**Brief:**
Your whole answer should be the number of lines in the material below that include the word "name".

^^^^^^^^

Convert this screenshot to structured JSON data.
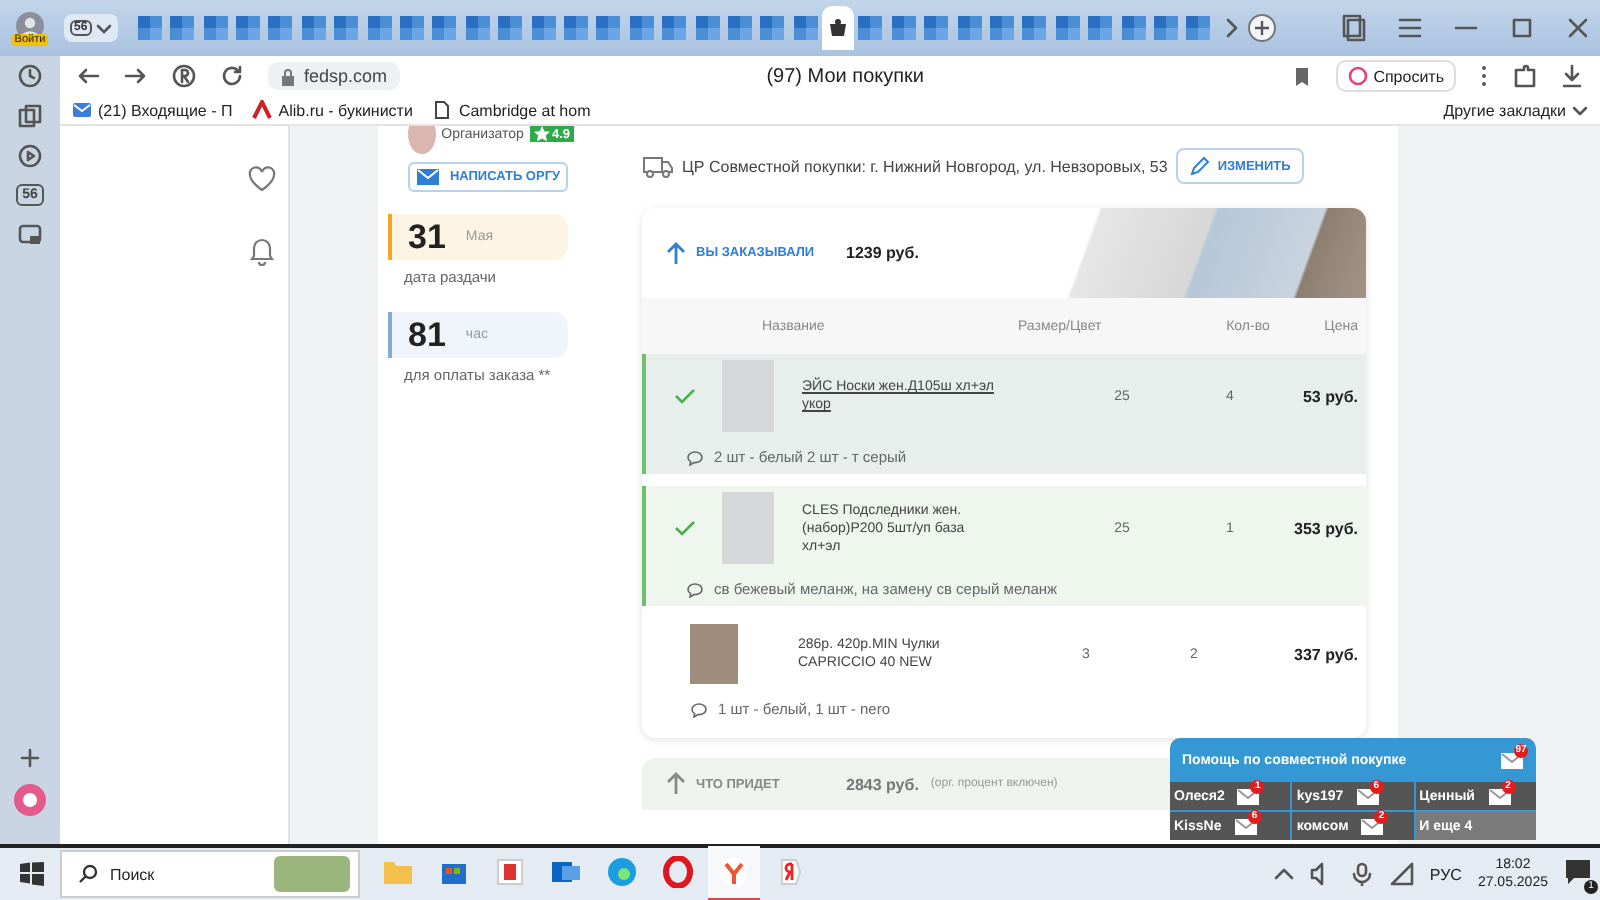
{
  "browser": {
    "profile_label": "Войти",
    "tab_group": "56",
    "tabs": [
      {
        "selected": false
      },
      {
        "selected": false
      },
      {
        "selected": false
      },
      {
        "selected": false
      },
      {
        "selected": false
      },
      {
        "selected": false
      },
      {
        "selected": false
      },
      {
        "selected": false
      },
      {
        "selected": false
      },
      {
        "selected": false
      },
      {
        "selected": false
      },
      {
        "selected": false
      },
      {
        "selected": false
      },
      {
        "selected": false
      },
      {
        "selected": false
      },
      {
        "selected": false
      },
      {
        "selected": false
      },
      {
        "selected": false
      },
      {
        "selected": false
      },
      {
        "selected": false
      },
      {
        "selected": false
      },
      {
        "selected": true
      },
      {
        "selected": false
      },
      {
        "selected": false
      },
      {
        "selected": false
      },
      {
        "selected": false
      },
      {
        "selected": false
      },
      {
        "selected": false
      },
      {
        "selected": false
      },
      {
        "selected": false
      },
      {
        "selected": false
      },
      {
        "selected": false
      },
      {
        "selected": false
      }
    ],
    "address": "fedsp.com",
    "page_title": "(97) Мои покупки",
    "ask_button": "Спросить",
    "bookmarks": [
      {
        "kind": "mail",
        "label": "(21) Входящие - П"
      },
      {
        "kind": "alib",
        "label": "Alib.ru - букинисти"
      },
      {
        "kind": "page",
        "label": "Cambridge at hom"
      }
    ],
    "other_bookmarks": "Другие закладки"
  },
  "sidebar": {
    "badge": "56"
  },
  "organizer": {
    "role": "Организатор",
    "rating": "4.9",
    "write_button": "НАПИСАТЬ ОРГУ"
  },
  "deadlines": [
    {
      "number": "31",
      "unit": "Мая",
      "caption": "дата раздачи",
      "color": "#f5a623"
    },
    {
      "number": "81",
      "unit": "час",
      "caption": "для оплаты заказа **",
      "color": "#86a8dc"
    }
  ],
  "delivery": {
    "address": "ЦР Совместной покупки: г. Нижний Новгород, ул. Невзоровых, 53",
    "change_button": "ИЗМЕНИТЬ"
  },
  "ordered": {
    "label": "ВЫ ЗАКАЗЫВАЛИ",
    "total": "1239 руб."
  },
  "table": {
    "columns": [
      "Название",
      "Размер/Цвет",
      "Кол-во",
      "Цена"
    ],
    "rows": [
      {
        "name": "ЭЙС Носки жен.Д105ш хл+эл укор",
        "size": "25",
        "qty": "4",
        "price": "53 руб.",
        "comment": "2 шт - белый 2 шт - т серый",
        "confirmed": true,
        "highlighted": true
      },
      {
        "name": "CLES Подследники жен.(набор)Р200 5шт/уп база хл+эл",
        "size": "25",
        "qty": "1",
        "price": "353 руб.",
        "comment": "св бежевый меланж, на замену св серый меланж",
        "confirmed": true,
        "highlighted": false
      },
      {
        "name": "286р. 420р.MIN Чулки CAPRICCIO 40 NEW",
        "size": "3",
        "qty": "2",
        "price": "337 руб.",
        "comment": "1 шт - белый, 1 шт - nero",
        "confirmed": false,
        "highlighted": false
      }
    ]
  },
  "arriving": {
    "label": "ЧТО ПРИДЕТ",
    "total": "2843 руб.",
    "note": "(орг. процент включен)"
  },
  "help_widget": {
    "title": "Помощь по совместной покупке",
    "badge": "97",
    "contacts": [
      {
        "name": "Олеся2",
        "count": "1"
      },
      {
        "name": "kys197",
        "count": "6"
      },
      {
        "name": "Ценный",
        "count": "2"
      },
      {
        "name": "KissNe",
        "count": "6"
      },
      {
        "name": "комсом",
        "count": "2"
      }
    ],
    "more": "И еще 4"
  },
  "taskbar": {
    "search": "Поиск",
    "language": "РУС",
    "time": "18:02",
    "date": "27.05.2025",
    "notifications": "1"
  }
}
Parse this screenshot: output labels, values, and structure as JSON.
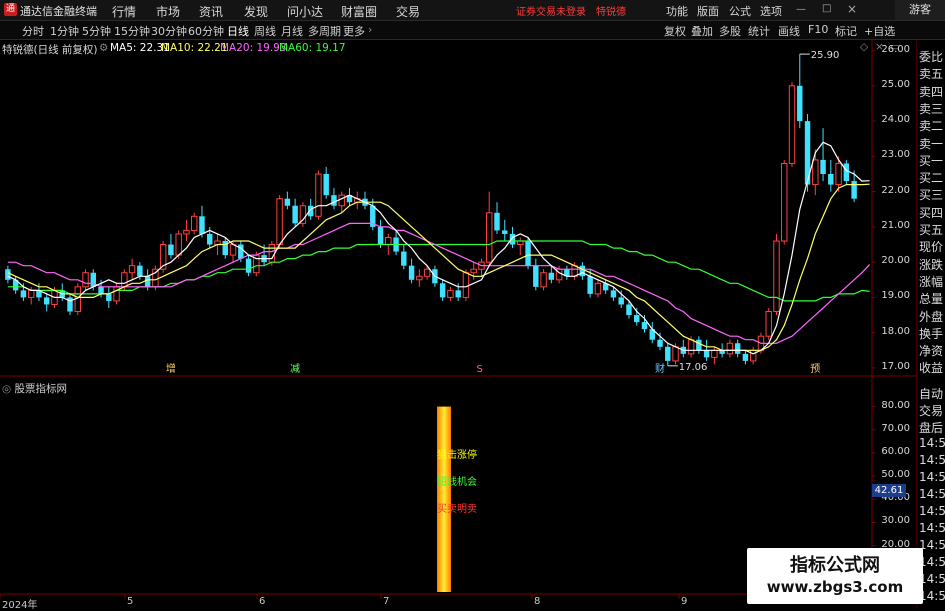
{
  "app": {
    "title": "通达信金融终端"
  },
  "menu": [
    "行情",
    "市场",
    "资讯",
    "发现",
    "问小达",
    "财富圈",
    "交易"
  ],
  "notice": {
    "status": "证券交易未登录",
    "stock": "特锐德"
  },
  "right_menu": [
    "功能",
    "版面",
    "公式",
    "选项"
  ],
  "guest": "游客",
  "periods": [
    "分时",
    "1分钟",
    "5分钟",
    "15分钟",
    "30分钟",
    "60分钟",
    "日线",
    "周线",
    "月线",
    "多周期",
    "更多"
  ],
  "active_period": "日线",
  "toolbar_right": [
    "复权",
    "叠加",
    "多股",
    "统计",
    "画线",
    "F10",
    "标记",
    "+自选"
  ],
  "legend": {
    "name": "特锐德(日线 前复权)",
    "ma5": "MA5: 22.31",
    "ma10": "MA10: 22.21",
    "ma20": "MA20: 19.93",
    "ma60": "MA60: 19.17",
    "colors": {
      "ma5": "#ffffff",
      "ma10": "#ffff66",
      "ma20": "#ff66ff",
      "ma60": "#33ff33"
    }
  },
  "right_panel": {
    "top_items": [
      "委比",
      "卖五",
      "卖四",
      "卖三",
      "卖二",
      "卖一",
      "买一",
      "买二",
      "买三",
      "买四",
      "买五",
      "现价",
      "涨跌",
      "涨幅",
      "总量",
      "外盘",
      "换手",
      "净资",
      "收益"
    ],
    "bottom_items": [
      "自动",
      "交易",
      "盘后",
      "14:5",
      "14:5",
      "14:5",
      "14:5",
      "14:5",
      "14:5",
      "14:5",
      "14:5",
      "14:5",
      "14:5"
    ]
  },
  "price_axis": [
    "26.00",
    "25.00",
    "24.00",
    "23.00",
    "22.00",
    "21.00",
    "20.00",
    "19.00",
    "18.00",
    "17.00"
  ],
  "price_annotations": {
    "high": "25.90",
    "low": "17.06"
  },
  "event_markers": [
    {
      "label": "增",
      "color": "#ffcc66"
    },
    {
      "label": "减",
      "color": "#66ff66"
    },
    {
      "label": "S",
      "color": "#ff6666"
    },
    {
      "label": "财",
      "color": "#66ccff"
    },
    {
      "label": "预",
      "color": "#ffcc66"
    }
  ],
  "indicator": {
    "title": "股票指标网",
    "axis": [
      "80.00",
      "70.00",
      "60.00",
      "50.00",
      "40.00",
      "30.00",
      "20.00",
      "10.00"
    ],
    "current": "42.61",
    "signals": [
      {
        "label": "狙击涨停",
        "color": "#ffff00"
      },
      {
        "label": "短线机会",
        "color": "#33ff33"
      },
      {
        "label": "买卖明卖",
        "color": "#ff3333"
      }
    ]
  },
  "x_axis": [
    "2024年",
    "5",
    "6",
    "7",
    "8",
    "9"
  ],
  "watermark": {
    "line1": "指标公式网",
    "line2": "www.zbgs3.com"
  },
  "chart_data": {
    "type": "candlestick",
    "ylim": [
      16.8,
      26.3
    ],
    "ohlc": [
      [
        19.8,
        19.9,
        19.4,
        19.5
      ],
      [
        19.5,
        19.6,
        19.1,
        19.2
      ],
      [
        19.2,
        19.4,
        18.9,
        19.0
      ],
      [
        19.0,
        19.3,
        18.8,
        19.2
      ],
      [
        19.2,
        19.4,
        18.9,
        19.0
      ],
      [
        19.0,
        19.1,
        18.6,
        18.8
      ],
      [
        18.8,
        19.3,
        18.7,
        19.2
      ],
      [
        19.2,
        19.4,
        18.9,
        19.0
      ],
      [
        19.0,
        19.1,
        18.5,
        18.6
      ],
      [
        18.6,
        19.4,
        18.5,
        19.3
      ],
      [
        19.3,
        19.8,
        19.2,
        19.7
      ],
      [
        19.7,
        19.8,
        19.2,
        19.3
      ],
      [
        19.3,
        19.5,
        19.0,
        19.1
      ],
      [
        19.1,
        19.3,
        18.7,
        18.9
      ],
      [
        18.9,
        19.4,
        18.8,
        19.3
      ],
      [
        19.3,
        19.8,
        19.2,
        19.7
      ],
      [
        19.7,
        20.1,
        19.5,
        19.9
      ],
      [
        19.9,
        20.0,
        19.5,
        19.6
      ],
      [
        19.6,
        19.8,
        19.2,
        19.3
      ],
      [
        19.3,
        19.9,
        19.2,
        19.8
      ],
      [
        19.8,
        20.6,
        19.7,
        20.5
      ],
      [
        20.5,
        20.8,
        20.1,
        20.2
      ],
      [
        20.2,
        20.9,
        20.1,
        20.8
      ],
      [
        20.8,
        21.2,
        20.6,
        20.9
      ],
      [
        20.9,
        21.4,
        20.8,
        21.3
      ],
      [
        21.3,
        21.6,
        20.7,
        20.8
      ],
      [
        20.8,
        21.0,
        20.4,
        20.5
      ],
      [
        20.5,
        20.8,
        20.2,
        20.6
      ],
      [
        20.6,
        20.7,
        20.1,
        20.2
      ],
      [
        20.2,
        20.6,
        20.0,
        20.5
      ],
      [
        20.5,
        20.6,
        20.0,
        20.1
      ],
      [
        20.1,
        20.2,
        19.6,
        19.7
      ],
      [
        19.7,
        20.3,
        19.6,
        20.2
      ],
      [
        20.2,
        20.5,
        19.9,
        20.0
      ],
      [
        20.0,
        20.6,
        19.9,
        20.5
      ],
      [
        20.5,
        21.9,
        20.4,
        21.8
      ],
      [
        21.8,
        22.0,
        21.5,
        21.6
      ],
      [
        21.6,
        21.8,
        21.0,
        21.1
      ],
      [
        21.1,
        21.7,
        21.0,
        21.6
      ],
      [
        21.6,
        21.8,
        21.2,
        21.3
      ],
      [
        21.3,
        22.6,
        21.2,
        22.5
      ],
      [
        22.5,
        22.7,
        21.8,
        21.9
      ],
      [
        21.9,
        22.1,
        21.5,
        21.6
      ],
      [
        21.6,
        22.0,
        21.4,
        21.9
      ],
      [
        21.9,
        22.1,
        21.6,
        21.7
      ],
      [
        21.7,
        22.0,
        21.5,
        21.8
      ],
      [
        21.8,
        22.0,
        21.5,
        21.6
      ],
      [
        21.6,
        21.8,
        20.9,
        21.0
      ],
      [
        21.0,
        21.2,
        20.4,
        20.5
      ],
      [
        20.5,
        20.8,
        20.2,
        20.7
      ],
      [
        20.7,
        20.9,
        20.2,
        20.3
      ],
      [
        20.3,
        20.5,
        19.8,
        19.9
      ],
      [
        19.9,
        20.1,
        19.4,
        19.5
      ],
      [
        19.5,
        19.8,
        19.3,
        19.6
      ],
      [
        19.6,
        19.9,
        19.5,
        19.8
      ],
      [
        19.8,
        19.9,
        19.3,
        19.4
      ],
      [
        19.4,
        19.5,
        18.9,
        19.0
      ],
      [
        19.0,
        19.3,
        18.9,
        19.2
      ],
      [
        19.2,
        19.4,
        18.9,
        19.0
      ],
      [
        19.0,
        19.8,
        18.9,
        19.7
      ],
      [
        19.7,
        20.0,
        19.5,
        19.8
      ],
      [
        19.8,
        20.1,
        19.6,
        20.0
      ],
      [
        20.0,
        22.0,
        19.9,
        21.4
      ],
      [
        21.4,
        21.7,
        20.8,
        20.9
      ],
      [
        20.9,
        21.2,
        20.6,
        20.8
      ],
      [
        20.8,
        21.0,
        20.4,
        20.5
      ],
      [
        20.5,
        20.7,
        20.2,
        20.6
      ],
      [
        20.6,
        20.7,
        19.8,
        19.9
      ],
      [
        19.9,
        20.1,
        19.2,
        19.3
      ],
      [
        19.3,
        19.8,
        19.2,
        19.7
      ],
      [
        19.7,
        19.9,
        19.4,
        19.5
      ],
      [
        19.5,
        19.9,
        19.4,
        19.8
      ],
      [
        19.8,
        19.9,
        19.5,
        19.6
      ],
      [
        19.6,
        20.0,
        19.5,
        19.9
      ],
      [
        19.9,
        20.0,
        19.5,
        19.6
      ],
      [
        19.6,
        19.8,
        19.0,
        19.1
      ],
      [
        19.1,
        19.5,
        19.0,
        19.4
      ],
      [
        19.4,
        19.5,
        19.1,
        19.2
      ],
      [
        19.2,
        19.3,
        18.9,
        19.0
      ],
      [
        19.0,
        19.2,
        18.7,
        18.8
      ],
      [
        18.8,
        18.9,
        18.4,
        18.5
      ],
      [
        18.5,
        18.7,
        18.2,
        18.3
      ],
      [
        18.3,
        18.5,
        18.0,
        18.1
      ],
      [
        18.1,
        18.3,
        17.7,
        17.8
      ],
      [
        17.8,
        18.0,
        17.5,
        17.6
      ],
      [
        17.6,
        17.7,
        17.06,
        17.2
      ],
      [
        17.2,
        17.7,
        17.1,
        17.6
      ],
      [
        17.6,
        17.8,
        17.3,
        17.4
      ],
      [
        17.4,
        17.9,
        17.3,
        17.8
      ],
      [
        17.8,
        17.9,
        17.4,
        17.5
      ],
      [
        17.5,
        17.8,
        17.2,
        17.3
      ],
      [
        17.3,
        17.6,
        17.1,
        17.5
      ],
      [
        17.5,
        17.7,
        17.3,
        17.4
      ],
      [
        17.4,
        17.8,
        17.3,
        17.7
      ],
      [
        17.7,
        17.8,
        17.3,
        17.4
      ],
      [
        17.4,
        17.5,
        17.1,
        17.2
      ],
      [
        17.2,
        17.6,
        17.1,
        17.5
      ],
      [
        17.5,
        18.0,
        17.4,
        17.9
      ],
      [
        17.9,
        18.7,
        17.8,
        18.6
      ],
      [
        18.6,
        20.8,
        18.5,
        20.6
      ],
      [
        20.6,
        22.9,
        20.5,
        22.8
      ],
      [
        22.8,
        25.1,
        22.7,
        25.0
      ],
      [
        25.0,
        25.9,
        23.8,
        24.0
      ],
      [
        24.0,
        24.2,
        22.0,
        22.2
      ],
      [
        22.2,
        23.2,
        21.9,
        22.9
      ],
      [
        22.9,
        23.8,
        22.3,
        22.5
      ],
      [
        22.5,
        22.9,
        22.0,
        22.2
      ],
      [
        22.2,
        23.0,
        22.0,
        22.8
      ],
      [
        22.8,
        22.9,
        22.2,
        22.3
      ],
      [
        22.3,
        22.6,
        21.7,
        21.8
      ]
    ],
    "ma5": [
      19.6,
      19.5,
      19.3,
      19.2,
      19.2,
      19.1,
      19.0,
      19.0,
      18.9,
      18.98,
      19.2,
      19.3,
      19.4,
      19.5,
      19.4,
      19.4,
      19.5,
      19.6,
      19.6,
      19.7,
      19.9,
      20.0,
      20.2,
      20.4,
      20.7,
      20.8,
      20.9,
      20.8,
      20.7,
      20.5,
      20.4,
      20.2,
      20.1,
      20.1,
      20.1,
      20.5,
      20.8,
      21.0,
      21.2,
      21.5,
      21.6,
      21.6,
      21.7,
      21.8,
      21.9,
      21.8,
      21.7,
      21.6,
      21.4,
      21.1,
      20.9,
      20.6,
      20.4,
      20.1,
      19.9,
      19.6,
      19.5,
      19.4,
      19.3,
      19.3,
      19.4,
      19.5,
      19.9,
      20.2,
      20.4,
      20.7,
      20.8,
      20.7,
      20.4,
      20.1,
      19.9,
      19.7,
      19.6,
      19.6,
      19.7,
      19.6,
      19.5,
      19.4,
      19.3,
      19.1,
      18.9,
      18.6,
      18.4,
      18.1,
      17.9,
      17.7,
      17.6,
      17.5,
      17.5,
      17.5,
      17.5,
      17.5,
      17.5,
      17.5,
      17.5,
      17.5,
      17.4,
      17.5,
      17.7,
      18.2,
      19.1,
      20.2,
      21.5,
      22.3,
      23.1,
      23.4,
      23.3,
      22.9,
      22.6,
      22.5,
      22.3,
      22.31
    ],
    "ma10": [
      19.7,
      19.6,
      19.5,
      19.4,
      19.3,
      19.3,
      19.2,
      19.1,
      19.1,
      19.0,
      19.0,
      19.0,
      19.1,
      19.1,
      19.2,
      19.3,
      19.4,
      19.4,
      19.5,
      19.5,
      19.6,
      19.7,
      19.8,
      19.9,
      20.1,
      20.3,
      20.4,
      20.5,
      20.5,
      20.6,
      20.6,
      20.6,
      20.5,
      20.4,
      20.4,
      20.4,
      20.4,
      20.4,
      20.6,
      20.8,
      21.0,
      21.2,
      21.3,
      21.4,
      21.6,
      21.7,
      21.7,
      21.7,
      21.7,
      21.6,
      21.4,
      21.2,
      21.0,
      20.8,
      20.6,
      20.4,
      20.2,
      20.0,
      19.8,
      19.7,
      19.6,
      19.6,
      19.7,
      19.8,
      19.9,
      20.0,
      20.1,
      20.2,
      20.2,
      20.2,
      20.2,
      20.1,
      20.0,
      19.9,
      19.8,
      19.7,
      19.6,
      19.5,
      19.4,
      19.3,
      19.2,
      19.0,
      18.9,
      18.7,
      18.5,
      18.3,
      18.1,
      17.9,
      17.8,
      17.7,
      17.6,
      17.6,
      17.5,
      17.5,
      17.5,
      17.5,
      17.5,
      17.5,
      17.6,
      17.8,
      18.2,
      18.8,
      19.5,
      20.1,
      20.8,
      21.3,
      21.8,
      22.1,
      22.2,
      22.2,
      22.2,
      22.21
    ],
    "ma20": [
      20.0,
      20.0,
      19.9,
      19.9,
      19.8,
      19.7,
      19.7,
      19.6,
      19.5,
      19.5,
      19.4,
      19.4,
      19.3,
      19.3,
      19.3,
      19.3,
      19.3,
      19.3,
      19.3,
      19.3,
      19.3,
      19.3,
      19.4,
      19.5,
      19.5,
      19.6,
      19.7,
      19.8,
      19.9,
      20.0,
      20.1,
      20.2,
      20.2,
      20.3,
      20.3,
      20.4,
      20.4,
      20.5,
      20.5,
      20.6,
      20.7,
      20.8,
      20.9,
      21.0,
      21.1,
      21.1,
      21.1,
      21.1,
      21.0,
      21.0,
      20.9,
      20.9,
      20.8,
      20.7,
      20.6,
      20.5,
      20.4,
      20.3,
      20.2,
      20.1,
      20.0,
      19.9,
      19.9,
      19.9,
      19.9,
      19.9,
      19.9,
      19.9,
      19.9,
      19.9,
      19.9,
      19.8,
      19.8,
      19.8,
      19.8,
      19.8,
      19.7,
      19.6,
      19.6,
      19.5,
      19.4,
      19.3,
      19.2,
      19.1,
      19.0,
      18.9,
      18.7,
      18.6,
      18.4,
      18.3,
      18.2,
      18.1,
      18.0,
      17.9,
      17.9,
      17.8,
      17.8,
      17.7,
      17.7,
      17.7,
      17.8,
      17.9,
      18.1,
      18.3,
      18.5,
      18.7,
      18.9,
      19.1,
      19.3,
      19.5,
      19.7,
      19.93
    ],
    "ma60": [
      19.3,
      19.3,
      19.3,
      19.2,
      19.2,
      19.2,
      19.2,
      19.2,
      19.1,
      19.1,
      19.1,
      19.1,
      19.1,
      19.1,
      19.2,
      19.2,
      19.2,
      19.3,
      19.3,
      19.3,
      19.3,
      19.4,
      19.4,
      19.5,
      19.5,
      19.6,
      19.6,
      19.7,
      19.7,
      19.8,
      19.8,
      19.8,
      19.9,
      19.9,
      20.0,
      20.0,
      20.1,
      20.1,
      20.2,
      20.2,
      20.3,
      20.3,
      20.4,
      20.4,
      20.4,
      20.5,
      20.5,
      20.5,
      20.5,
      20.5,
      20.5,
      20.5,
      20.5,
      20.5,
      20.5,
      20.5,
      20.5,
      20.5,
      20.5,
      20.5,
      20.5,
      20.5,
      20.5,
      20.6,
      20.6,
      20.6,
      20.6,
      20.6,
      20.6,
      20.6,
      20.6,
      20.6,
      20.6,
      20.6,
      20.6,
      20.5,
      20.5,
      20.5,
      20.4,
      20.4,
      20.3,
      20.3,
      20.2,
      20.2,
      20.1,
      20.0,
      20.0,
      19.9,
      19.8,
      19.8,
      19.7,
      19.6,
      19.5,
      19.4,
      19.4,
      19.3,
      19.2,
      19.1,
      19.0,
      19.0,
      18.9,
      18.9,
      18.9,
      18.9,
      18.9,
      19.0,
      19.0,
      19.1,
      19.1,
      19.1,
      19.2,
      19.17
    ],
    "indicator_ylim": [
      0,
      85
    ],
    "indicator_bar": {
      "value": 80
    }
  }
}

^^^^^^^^

**Solution below:**
9